But the desired end will not be attained unless the food- stuffs essential to health are made available to all at prices the poor can afford to pay. The authors advise that a suitably chosen committee should select certain foodstuffs absolutely essential for health, and that the price of these should be fixed in relation to the purchasing-power of the poorest section of the population, and pegged at that level by means of Government subsidies, " no matter how the value of money and the resulting cost of production may fluctuate." They, suggest that the essential foodstuffs selected might prove to be milk, potatoes, vegetables, oatmeal, bread, fats and sugar, and they estimate that to enable the poorest section of the population to buy these in adequate quantities the present wholesale prices would probably have to be reduced by one-third. As the supply of these foodstuffs would be sufficient to meet all demands there would be no need to ration them, and competition among distributors would render it unnecessary to fix retail prices. By devoting two-thirds of their food expenditure to the purchase of essen- tial and subsidised foods and the remaining one-third to un- subsidised foods, the very poor should be able to buy all the food necessary to keep them in health. Milk, which is the most important protective food, should be made available at half price to all who are willing to fetch it from conveniently- situated depots on the cash-and-carry principle.
Clearly the increased use of potatoes, milk, oatmeal and vegetables will involve a considerable change in dietetic habits, and propaganda will be required to bring this about, but those who can afford it consume adequate quantities of milk and vegetables, and a great increase in their consump- tion by the poor will take place so soon as they are avail- able at prices they can pay. In Bishop Auckland, where the price of potatoes was reduced by 43 per cent., consumption increased by 69 per cent.
Such, in very rough outline, are some of the main pro- posals made by Orr and Lubbock. They have put forward a carefully considered scheme for feeding the people in war time. It is based on wide knowledge of the science of nutrition and of agriculture. Sir John On estimates that 3o per cent. of the population are under-nourished. I should put the proportion at 3o per cent. of the working-classes, but that does not affect the policy suggested. What they chiefly lack is the protective foods, and they lack them because they are more expensive than energy foods, such, e.g., as white bread or sugar. We have recently spent tens of millions of pounds in abolishing slums and providing people with whole- some houses at rents they can afford. This is all to the good, but ill-nourished people will not be well even in whole- some houses.
It is roughly estimated that the additional food subsidies recommended might possibly cost too millions a year. But against this must be set substantial savings from having a healthier nation and from the fact that pegging the price of essential foodstuffs would check inflation, and thus lower the cost of producing munitions.

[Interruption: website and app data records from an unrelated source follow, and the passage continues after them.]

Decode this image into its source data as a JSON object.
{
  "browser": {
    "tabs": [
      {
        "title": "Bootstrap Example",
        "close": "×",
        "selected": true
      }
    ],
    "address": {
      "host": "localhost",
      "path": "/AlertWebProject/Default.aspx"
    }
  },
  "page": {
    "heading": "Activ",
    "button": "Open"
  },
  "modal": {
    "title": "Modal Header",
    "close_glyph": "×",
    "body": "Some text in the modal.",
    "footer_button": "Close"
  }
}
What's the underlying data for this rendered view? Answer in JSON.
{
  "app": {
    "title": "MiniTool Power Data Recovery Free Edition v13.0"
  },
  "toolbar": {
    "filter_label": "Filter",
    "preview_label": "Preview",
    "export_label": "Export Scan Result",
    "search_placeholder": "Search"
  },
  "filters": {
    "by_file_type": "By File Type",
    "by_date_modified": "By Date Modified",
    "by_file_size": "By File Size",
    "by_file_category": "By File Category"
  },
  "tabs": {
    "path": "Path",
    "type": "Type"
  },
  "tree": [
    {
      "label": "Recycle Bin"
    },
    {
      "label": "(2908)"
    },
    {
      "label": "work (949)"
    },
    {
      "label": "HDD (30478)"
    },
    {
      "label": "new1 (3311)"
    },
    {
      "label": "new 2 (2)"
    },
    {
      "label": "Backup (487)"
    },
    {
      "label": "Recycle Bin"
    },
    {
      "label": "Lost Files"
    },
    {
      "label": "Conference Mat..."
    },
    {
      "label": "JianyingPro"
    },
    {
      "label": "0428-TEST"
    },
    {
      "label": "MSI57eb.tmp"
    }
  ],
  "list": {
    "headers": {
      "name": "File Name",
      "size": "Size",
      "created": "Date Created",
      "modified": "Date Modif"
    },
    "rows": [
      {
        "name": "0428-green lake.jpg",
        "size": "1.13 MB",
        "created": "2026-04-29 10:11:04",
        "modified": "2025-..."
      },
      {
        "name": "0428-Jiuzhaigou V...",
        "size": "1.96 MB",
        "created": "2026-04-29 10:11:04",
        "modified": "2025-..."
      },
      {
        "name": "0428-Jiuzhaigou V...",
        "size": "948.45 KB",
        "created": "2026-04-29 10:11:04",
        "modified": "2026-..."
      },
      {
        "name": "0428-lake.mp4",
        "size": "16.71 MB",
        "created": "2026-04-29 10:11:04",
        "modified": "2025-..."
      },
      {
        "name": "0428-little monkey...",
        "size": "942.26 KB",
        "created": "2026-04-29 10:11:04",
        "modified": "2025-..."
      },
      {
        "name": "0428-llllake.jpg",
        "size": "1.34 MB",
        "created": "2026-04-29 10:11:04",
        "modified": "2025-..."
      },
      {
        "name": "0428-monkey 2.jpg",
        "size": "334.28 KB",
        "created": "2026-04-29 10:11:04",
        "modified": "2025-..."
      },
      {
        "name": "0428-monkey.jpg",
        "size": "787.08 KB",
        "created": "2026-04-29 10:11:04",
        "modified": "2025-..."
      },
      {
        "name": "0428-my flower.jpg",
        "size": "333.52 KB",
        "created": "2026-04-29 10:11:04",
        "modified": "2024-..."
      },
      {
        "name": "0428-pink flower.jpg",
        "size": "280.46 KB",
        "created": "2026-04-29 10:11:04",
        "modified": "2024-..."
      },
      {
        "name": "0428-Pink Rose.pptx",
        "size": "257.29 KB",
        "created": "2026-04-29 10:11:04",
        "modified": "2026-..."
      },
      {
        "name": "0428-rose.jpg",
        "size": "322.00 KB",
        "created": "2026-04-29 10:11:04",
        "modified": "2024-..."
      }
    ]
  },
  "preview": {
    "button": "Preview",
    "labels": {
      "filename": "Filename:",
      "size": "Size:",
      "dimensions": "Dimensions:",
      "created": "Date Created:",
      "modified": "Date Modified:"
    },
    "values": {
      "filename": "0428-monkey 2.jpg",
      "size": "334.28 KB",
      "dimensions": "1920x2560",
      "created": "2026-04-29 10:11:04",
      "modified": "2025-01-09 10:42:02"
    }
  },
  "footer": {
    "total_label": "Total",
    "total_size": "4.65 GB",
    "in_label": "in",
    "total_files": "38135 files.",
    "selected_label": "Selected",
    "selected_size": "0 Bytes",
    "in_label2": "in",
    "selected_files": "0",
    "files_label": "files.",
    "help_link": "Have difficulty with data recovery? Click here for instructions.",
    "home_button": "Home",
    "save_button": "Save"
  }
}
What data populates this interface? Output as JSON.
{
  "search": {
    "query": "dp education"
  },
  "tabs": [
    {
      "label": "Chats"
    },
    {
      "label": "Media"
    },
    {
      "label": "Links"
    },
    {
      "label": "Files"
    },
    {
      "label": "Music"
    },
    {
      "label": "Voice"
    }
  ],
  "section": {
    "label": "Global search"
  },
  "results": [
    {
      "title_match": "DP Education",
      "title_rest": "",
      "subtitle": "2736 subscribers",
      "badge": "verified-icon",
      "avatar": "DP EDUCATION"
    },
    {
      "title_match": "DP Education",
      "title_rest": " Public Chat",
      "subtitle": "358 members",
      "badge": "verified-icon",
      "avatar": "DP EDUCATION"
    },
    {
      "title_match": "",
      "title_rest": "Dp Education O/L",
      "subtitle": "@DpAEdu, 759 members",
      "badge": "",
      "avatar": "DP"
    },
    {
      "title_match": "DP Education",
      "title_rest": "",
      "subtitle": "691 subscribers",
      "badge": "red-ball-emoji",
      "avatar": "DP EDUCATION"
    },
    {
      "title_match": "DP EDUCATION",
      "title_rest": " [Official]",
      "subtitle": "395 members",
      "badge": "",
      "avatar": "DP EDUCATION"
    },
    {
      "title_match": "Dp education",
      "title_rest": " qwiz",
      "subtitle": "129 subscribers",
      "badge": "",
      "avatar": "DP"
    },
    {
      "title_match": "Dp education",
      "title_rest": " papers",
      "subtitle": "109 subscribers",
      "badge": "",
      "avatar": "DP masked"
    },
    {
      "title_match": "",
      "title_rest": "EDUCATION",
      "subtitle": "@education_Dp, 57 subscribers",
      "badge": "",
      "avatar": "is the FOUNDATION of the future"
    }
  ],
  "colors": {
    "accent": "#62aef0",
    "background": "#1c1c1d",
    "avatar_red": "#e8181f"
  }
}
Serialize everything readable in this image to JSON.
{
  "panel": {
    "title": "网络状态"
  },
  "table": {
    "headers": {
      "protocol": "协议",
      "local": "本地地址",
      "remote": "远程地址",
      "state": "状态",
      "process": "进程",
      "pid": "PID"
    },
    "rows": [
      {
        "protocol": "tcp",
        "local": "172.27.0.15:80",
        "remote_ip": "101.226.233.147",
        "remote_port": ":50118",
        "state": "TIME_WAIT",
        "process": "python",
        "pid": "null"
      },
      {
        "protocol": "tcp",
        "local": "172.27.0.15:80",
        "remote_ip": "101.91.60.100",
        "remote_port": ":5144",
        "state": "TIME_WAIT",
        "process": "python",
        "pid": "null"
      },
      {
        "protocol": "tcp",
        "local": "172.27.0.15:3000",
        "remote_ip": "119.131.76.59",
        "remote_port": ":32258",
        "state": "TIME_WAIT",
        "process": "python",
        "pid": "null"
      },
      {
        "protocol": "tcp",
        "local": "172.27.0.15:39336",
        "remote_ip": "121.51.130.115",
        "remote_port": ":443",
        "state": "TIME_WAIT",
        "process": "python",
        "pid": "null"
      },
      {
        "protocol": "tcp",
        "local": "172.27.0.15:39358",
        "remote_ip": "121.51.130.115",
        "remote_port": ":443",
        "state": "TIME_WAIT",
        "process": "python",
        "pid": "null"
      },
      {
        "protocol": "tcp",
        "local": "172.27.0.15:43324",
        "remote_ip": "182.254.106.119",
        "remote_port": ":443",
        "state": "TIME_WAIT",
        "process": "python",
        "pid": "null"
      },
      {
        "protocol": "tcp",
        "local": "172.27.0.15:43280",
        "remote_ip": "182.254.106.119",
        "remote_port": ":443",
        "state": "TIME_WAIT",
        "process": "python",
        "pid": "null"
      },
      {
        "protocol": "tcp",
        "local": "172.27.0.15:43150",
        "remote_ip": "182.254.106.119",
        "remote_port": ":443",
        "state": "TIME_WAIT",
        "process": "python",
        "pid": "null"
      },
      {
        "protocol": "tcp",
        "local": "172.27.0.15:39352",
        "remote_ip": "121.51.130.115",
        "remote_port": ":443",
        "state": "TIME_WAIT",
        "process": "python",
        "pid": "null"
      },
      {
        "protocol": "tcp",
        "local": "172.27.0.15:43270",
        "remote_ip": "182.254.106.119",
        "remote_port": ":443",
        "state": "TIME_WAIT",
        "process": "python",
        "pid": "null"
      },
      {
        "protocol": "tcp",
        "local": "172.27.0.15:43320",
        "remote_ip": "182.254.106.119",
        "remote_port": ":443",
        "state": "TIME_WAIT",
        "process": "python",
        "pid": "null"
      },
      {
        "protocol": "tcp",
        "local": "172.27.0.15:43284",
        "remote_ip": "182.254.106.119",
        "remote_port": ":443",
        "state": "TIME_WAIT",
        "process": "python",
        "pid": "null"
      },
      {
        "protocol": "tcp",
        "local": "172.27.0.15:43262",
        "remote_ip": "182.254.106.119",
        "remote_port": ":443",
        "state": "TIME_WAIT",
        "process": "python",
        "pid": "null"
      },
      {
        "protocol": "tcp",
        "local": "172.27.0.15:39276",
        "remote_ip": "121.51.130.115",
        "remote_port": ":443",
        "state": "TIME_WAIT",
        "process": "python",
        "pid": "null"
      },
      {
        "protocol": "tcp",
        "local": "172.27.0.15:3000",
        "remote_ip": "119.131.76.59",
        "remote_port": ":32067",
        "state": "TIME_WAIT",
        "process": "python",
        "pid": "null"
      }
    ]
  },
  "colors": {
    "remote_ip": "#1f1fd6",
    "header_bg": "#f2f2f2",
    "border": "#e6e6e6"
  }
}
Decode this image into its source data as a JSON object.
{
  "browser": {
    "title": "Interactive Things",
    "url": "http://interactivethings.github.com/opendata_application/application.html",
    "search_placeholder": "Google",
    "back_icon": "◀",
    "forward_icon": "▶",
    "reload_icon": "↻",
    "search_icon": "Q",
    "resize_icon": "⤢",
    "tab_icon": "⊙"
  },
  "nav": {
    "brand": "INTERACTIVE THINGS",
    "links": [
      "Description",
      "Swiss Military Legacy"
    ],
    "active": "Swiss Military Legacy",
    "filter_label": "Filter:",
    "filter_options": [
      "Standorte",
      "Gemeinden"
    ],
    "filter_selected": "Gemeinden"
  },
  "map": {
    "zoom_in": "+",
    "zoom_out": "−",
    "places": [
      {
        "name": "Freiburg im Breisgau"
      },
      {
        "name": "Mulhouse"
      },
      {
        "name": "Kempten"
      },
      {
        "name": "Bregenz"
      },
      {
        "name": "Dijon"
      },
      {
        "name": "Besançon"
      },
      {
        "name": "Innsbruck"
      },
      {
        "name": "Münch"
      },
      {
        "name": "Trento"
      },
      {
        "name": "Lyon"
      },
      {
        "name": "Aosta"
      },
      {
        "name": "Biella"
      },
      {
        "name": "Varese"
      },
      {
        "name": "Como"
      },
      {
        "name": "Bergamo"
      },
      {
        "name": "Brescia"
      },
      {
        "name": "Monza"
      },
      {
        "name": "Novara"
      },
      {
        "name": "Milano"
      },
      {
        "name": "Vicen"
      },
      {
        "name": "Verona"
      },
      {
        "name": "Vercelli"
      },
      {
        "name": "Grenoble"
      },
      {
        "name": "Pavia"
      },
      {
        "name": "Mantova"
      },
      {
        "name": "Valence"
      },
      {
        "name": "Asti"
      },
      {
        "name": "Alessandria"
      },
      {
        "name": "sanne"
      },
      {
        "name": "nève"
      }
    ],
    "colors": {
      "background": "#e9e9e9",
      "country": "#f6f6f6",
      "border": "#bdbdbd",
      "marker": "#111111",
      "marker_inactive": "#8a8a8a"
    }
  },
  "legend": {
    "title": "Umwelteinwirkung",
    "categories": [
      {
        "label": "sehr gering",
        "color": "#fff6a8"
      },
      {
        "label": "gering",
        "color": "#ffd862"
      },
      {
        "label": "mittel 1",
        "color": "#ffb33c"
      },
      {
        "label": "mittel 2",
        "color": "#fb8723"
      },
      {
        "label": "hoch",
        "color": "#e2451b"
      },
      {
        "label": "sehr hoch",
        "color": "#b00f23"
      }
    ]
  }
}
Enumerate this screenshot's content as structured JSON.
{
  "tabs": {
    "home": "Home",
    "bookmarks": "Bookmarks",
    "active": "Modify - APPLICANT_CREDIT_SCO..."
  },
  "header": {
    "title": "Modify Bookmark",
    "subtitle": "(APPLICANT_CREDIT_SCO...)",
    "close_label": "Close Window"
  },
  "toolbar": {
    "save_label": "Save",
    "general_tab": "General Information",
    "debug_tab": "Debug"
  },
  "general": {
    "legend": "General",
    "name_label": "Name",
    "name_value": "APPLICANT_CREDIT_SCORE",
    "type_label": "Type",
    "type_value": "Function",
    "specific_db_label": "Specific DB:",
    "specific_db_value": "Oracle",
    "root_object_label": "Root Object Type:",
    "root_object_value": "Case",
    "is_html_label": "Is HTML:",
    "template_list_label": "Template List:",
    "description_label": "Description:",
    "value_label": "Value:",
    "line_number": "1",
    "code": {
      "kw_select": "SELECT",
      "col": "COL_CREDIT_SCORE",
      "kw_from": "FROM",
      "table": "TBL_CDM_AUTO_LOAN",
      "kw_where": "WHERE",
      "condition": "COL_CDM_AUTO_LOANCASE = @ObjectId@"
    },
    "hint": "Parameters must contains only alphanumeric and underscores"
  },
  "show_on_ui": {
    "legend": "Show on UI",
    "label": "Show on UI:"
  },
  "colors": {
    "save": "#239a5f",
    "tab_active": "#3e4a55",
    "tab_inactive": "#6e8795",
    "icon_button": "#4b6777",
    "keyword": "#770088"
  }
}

But there is not a day to lose if an adequate supply of protective foods is to be grown this year and made available to the poor. If the Government acts with that vigour which the country is increasingly demanding of it, there is just time materially to improve our food position this year. If it delays we must wait until the autumn of 1941.